A delegation of the International Criminal Court (ICC) is currently in Dhaka addressing the Rohingya crisis
A high-level team from Myanmar is likely to visit Bangladesh from July 26 to 29 to convince the Rohingyas sheltered in Cox’s Bazar to return to their homes in Rakhine, officials at the Ministry of Foreign Affairs and the Bangladesh Embassy in Yangon, told the Dhaka Tribune on Tuesday.
The team, headed by the Permanent Secretary of Myanmar’s Foreign Ministry, will visit Cox’s Bazar to directly talk to the Rohingyas. They said delegation members will update the Rohingyas regarding the current situation in Rakhine and are expected to argue that it is safe for the persecuted people to go back to Myanmar.
Welcoming the decision, the officials cast doubt on Myanmar’s intention to take their people back who had to flee their homes due to the unprecedented atrocities orchestrated by their own security forces and fellow Buddhist citizens.
The visit is taking place at the insistence of Dhaka, which has long been asking Naypyitaw to come to Cox’s Bazar and convince its people to return to their homeland, they said.
Some Rohingyas spoke to this correspondent and categorically said they would only return in a situation verified by the international community, as they do not trust the Myanmar government.
“Although the dates are not absolutely final, it is most likely that a high-level Myanmar delegation, led by the permanent secretary of the Ministry of Foreign Affairs, who is equivalent to our foreign secretary, will visit Bangladesh from July 26-29.
“The team might arrive on the night of July 25,” a senior official at the Bangladesh Embassy in Yangon told this correspondent over the telephone.
“We are yet to know the composition of the team but there might be 10-15 people in the delegation,” he said.
“The objective of the visit is to persuade Rohingyas to return home through direct interactions with the persecuted people living at different temporary settlements in Cox’s Bazar,” said the official.
“My understanding is that the Myanmar team will try to explain that the situation in Rakhine has improved and now it is safe for the Rohingyas to return home.
“But, I really do not know if the Rohingyas will believe them or not,” he said.
When asked if he expects any positive outcome from this visit, the official said: “I will only believe when I will see movement on the ground.
“Given the track record of our second neighbour, I cannot be optimistic, even if I wanted to.”
“We have been asking Myanmar for a long time to come to interact with the Rohingyas face-to-face and convince them to return to their own land.
“For us, it is Myanmar’s own problem and it is Myanmar that will have to take the responsibility to solve this,” said a senior official concerned, at the Ministry of Foreign Affairs.

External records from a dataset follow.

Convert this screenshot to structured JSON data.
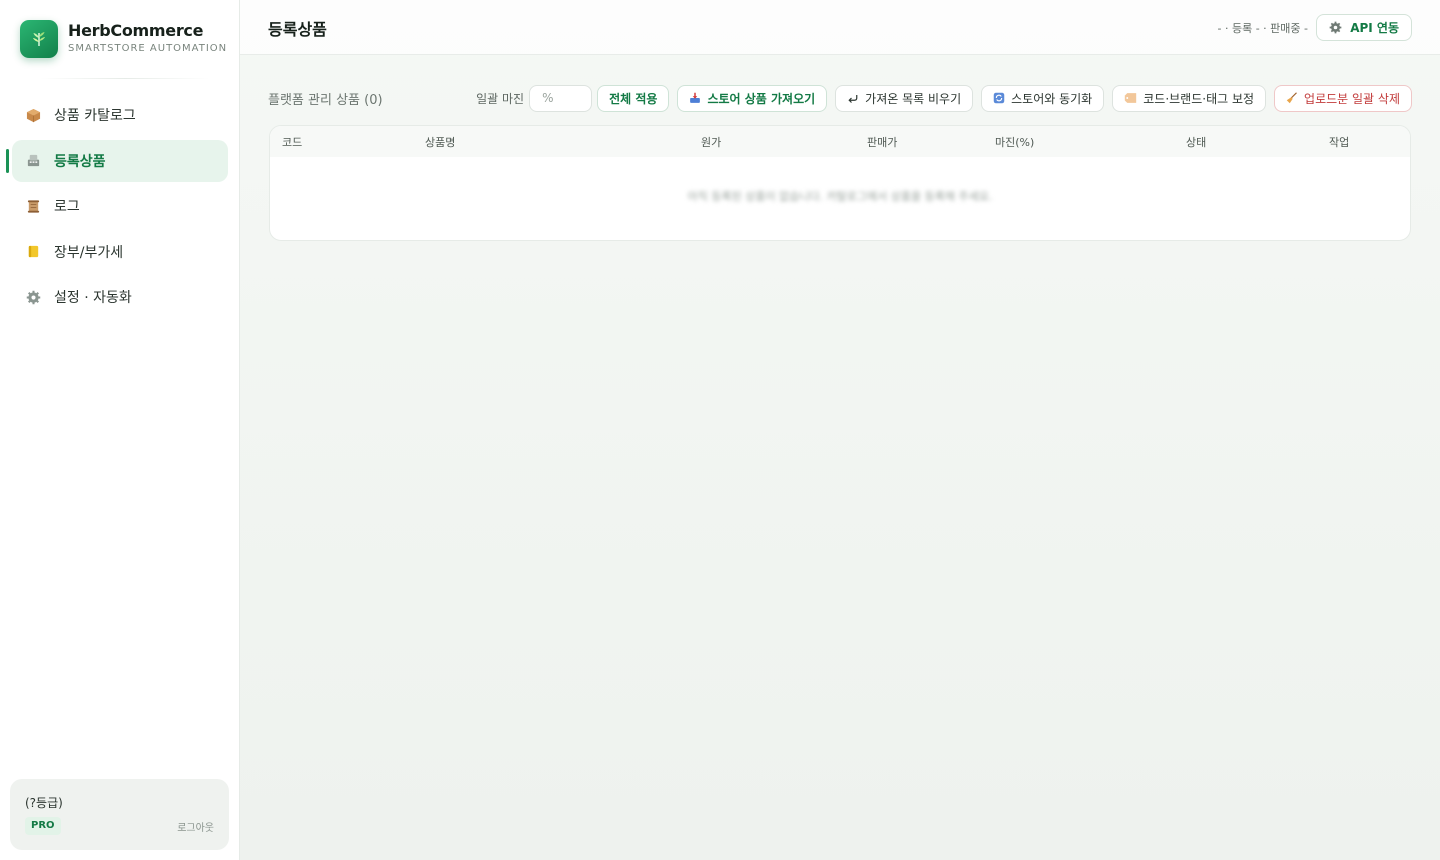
{
  "brand": {
    "name": "HerbCommerce",
    "subtitle": "SMARTSTORE AUTOMATION"
  },
  "sidebar": {
    "items": [
      {
        "label": "상품 카탈로그",
        "icon": "package-icon",
        "active": false
      },
      {
        "label": "등록상품",
        "icon": "register-icon",
        "active": true
      },
      {
        "label": "로그",
        "icon": "scroll-icon",
        "active": false
      },
      {
        "label": "장부/부가세",
        "icon": "ledger-icon",
        "active": false
      },
      {
        "label": "설정 · 자동화",
        "icon": "gear-icon",
        "active": false
      }
    ]
  },
  "user": {
    "grade": "(?등급)",
    "plan": "PRO",
    "logout_label": "로그아웃"
  },
  "header": {
    "title": "등록상품",
    "status": "- · 등록 - · 판매중 -",
    "api_button": "API 연동"
  },
  "toolbar": {
    "section_label": "플랫폼 관리 상품 (0)",
    "margin_label": "일괄 마진",
    "margin_placeholder": "%",
    "apply_all": "전체 적용",
    "import_store": "스토어 상품 가져오기",
    "clear_imported": "가져온 목록 비우기",
    "sync_store": "스토어와 동기화",
    "fix_code_brand_tag": "코드·브랜드·태그 보정",
    "delete_uploaded": "업로드분 일괄 삭제"
  },
  "table": {
    "columns": [
      "코드",
      "상품명",
      "원가",
      "판매가",
      "마진(%)",
      "상태",
      "작업"
    ],
    "empty_text": "아직 등록된 상품이 없습니다. 카탈로그에서 상품을 등록해 주세요."
  },
  "colors": {
    "accent": "#137a45",
    "active_bg": "#e7f4ec",
    "danger": "#c23b3b"
  }
}
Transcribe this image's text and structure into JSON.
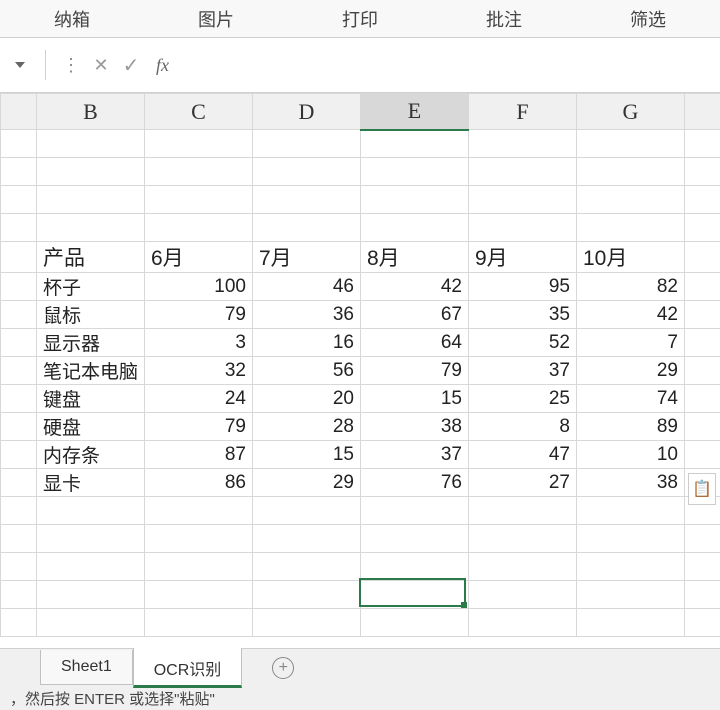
{
  "ribbon": {
    "store": "纳箱",
    "picture": "图片",
    "print": "打印",
    "comment": "批注",
    "filter": "筛选"
  },
  "formula_bar": {
    "fx_label": "fx",
    "input_value": ""
  },
  "columns": {
    "A": "",
    "B": "B",
    "C": "C",
    "D": "D",
    "E": "E",
    "F": "F",
    "G": "G"
  },
  "selected_col": "E",
  "header_row": {
    "product": "产品",
    "m6": "6月",
    "m7": "7月",
    "m8": "8月",
    "m9": "9月",
    "m10": "10月"
  },
  "rows": [
    {
      "name": "杯子",
      "c": "100",
      "d": "46",
      "e": "42",
      "f": "95",
      "g": "82"
    },
    {
      "name": "鼠标",
      "c": "79",
      "d": "36",
      "e": "67",
      "f": "35",
      "g": "42"
    },
    {
      "name": "显示器",
      "c": "3",
      "d": "16",
      "e": "64",
      "f": "52",
      "g": "7"
    },
    {
      "name": "笔记本电脑",
      "c": "32",
      "d": "56",
      "e": "79",
      "f": "37",
      "g": "29"
    },
    {
      "name": "键盘",
      "c": "24",
      "d": "20",
      "e": "15",
      "f": "25",
      "g": "74"
    },
    {
      "name": "硬盘",
      "c": "79",
      "d": "28",
      "e": "38",
      "f": "8",
      "g": "89"
    },
    {
      "name": "内存条",
      "c": "87",
      "d": "15",
      "e": "37",
      "f": "47",
      "g": "10"
    },
    {
      "name": "显卡",
      "c": "86",
      "d": "29",
      "e": "76",
      "f": "27",
      "g": "38"
    }
  ],
  "tabs": {
    "sheet1": "Sheet1",
    "ocr": "OCR识别"
  },
  "status": {
    "text": "，然后按 ENTER 或选择\"粘贴\""
  },
  "paste_icon": "📋",
  "chart_data": {
    "type": "table",
    "title": "",
    "columns": [
      "产品",
      "6月",
      "7月",
      "8月",
      "9月",
      "10月"
    ],
    "data": [
      [
        "杯子",
        100,
        46,
        42,
        95,
        82
      ],
      [
        "鼠标",
        79,
        36,
        67,
        35,
        42
      ],
      [
        "显示器",
        3,
        16,
        64,
        52,
        7
      ],
      [
        "笔记本电脑",
        32,
        56,
        79,
        37,
        29
      ],
      [
        "键盘",
        24,
        20,
        15,
        25,
        74
      ],
      [
        "硬盘",
        79,
        28,
        38,
        8,
        89
      ],
      [
        "内存条",
        87,
        15,
        37,
        47,
        10
      ],
      [
        "显卡",
        86,
        29,
        76,
        27,
        38
      ]
    ]
  }
}
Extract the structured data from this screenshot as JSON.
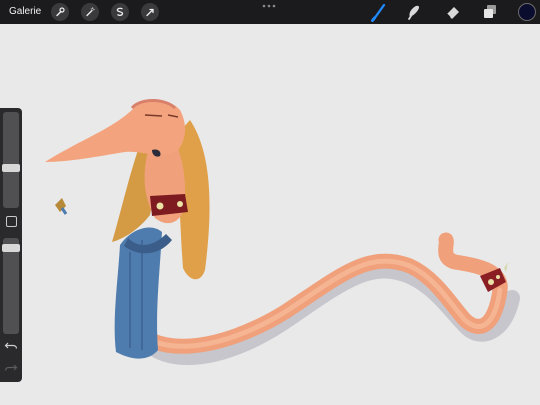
{
  "toolbar": {
    "gallery_label": "Galerie",
    "left_tools": [
      "wrench-icon",
      "magic-wand-icon",
      "selection-icon",
      "transform-icon"
    ],
    "right_tools": [
      "brush-icon",
      "smudge-icon",
      "eraser-icon",
      "layers-icon"
    ],
    "active_tool": "brush-icon",
    "current_color": "#0b0d2e",
    "accent_color": "#1f8bff"
  },
  "sidebar": {
    "brush_size_level": 0.22,
    "opacity_level": 0.06,
    "buttons": [
      "modify-button",
      "undo-icon",
      "redo-icon"
    ]
  },
  "canvas": {
    "background": "#e9e9e9",
    "subject": "snake-character-illustration"
  }
}
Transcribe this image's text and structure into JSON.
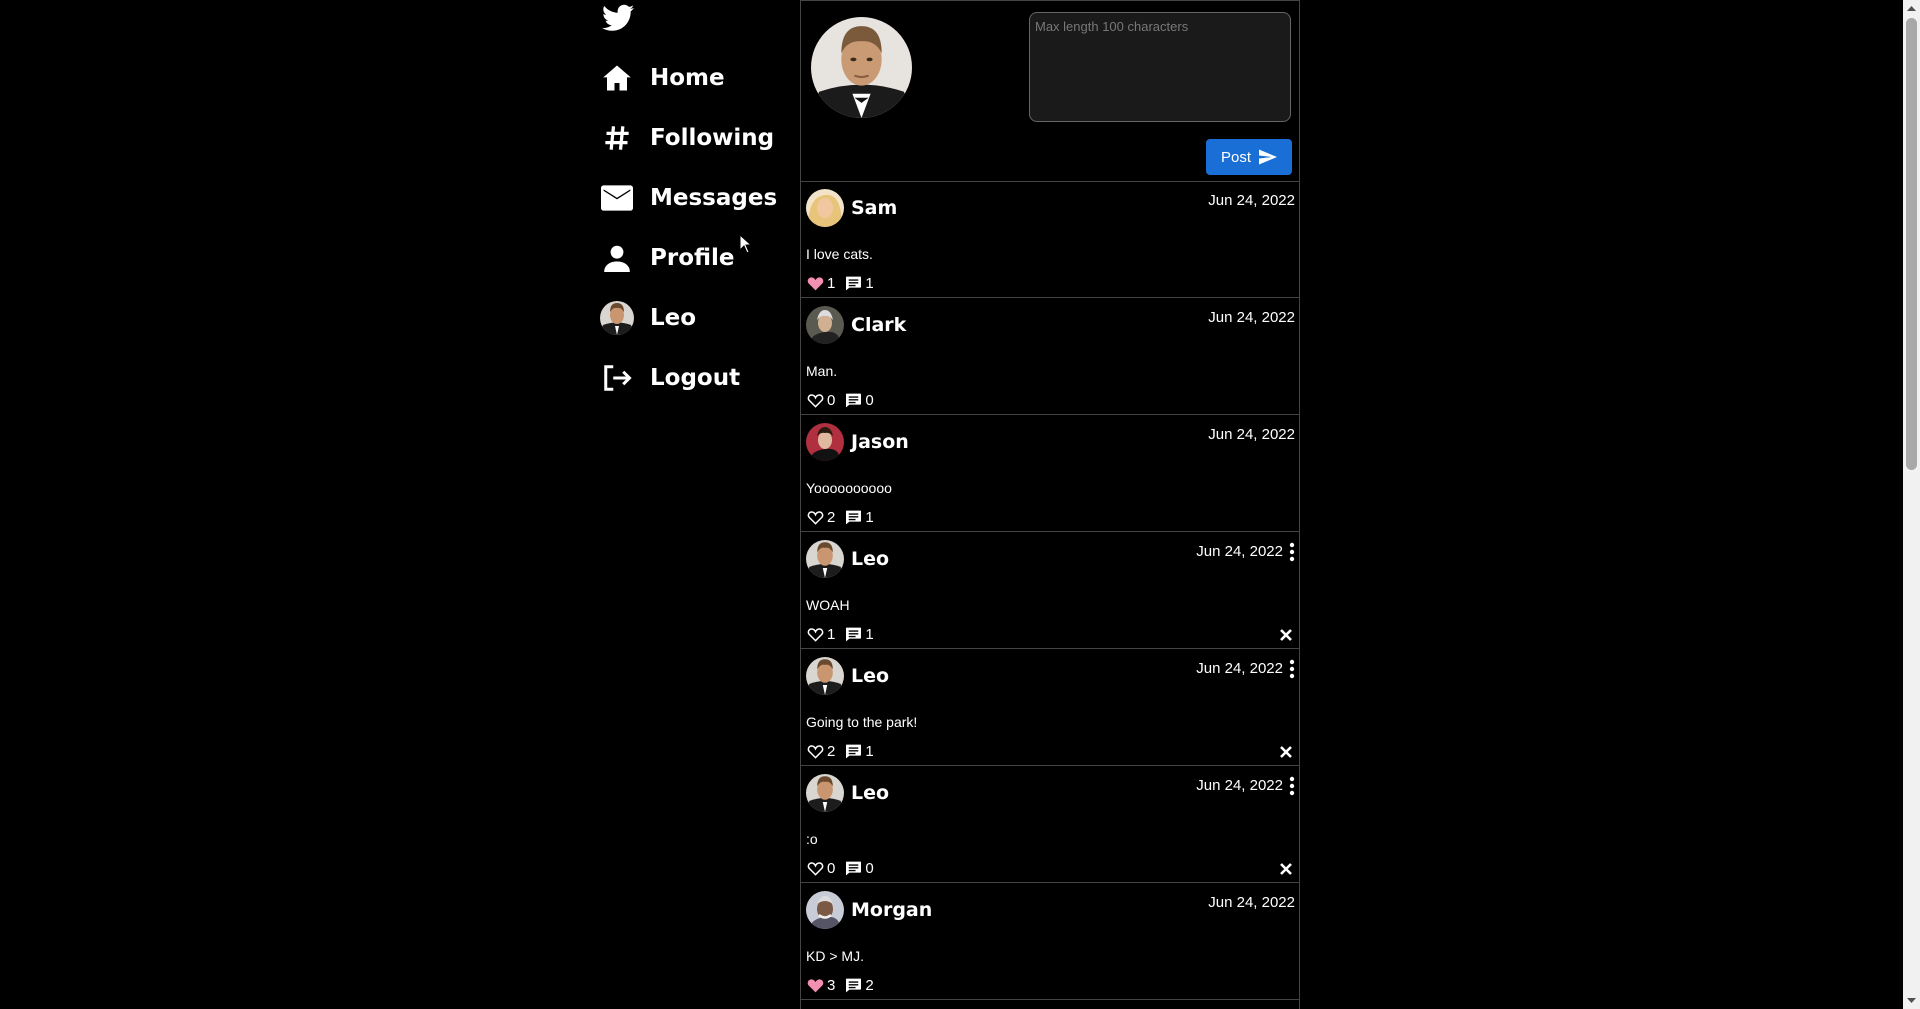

“Even in the first week of May in Naypyitaw, we said the same thing to them during the meeting of the joint working group to facilitate repatriation,” he added.
“Now that Myanmar is sending a high-level team, let us see if anything happens,” he said.
Responding to a query, the official said: “We always hope for the best. But you have to remember that we are dealing here with a neighbour that shifts its position frequently and does not live up to its pledges.”
“According to the agreement we signed with them (Myanmar) in November 2017, the repatriation should have begun by January, 2018.
“But nothing has happened to date, and Myanmar has failed to create a conducive environment for the safe return of the Rohingyas. So, nothing can be said until something actually happens,” he added.
ICC team in Dhaka
A delegation of the International Criminal Court (ICC) arrived in Dhaka to discuss the Rohingya crisis.
They landed at Hazrat Shahjalal International Airport around 8:54am on Tuesday and will leave Dhaka on July 22.
The delegation headed by ICC Deputy Prosecutor James Kirkpatrick Stewart, will talk to senior government officials and representatives of international organizations about the Rohingya issue.
They will also hold meetings with officials of the Law and Home ministries and visit the Rohingya camps in Cox’s Bazar to see the situation on the ground, officials said.
The ICC prosecutor has already requested its judges to authorize an investigation into alleged crimes like deportation, other inhumane acts, and persecution committed against the Rohingyas.